● **Your task**
Wherever a line below holds the word "true", copy that line.

● **Data records**
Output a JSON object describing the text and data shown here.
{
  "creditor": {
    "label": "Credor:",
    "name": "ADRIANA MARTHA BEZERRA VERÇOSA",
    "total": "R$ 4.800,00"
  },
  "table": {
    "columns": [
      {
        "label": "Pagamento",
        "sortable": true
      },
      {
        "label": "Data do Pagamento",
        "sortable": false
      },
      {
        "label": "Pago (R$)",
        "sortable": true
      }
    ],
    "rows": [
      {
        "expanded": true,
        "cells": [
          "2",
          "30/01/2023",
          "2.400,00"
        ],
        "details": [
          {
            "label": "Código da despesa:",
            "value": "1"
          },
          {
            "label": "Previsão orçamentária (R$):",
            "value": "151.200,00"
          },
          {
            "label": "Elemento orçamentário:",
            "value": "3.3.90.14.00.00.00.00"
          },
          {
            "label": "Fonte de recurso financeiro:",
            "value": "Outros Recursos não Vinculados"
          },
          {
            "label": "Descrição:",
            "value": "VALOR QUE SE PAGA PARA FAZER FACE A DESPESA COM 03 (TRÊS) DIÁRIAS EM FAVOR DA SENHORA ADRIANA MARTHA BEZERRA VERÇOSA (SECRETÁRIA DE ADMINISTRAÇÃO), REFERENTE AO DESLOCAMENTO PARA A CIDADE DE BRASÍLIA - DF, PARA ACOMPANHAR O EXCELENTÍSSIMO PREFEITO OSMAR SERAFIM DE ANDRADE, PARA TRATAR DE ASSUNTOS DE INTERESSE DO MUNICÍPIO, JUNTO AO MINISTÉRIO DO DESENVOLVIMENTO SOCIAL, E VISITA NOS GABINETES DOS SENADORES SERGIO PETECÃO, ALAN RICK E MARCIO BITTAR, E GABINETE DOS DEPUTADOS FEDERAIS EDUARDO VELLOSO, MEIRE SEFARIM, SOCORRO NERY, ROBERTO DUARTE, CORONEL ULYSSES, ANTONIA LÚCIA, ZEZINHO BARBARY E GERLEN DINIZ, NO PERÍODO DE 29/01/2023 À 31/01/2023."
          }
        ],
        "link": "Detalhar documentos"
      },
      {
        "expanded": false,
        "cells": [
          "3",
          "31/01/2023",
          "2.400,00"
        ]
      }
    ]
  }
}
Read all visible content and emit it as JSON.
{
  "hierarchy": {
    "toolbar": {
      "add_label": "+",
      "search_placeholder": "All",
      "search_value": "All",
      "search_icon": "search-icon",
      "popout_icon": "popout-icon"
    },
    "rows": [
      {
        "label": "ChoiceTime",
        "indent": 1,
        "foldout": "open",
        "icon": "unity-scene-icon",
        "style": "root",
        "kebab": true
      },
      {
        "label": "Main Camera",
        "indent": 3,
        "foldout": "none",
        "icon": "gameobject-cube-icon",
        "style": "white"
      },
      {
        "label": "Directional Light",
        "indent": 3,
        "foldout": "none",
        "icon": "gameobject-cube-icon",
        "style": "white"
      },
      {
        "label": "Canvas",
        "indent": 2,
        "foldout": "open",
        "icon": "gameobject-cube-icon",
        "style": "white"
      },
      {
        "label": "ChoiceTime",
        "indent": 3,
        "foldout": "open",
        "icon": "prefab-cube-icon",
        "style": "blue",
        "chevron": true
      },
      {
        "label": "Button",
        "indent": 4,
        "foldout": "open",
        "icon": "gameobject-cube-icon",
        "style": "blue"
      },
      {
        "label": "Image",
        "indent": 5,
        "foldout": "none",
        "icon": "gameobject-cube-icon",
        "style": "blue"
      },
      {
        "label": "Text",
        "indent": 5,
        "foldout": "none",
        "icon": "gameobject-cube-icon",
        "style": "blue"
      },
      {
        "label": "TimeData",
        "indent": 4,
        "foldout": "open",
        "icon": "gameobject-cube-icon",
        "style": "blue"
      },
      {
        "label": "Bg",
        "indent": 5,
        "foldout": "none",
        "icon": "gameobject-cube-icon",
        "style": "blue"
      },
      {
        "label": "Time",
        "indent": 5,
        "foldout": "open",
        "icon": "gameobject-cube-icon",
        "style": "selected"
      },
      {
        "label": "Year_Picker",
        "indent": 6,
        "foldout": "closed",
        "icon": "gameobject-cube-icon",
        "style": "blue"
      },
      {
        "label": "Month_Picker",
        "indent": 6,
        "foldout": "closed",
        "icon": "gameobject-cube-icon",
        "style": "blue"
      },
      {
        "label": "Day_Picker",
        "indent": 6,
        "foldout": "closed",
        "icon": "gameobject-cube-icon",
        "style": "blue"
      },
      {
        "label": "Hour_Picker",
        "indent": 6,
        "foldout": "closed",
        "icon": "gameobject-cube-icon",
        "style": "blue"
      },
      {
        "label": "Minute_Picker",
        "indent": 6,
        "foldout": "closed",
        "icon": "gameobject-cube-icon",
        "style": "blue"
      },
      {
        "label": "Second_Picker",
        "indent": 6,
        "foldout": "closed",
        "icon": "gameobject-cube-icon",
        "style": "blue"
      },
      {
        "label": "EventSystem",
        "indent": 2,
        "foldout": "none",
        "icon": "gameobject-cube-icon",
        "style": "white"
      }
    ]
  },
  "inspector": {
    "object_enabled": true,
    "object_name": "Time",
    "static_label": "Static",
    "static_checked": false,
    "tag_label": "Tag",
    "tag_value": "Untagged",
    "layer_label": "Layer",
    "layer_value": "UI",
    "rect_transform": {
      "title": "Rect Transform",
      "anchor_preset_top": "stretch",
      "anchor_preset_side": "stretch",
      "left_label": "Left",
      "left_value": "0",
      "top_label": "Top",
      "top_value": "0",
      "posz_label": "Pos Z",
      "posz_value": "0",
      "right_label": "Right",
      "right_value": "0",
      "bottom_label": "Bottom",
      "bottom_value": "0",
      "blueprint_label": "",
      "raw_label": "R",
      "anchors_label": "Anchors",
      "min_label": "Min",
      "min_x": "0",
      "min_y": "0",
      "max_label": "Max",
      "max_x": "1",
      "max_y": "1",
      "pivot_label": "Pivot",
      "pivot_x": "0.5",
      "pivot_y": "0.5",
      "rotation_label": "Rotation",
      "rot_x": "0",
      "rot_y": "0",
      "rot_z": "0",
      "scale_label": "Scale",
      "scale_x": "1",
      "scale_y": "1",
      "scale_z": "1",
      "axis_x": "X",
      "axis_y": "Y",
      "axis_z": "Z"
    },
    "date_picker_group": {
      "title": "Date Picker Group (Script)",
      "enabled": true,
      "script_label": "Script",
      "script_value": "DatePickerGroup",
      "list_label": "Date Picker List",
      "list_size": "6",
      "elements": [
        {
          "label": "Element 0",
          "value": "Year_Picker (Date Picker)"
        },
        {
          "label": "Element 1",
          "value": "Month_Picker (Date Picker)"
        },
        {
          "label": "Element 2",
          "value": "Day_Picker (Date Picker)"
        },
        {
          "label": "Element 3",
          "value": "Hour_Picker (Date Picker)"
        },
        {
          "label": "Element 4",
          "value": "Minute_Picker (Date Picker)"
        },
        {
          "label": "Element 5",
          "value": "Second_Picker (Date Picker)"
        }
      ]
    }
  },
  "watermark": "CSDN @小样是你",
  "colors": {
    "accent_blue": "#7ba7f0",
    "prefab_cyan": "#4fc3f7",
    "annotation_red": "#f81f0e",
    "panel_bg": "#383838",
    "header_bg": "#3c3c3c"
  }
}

● **Your solution**
        "sortable": true
        "sortable": true
        "expanded": true,
        "kebab": true
        "chevron": true
    "object_enabled": true,
      "enabled": true,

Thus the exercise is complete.